Hemorrhagic Vascular Pathologies, II
Intracranial hemorrhage is a frequent indication for neuroimaging and accounts for about 10% of all strokes. Computed tomography (CT) remains the standard method of detecting intracranial hemorrhage, although radiologists need to also be familiar with the appearance of hematomas using magnetic resonance imaging (MRI). The first step is to confirm or exclude the presence of a hemorrhage, identify the anatomic compartment in which it is located, and approximate the age of the hemorrhage. The next step is to triage patients into those likely to have an underlying cause that requires urgent diagnosis and treatment and those who do not require urgent interventions.

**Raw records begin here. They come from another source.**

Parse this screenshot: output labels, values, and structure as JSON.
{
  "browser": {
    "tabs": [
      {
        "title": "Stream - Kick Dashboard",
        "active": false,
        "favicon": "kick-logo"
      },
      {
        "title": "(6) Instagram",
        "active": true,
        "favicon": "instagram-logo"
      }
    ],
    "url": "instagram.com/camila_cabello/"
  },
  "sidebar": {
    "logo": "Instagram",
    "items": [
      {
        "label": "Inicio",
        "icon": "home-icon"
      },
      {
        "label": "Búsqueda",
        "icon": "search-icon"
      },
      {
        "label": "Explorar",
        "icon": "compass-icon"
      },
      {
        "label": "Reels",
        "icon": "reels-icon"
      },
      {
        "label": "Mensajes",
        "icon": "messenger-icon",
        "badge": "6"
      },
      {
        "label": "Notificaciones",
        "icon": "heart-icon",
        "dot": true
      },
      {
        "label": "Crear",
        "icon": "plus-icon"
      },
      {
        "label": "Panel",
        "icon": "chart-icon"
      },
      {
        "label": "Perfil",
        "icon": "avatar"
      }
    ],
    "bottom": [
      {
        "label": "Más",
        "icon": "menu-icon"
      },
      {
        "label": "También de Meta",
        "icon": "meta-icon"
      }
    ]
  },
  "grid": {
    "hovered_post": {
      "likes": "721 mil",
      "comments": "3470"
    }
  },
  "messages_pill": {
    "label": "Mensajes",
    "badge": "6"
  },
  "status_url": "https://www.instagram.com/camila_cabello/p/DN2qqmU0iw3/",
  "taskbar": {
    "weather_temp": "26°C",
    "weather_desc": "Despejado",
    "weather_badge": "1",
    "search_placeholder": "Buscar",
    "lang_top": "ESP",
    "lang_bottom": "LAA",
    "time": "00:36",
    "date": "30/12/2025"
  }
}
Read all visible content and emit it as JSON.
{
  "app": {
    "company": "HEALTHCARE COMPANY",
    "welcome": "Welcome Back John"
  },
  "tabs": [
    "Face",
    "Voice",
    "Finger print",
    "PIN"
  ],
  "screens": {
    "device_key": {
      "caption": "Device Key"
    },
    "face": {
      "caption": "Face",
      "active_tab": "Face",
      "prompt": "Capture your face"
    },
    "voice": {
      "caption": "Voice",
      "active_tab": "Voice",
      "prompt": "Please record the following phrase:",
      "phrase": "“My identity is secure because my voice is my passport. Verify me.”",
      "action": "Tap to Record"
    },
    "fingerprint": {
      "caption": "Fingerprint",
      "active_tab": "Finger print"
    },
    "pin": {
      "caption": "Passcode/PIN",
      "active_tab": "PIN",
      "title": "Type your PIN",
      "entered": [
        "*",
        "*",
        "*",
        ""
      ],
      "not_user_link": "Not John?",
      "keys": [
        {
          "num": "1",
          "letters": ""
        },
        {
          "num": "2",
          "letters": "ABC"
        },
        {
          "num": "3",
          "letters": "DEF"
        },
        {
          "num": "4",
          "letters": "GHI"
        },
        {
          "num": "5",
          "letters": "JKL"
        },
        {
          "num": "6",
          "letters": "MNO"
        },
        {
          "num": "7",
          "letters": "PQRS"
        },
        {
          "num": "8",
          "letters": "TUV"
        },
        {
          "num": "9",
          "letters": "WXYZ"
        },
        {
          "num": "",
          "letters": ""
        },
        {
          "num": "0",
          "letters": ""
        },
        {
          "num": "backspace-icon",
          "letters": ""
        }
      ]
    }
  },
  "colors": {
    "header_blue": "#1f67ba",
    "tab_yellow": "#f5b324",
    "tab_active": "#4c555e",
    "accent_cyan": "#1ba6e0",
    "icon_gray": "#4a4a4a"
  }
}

To do this, neuroimaging findings need to be considered in combination with patient age and medical history.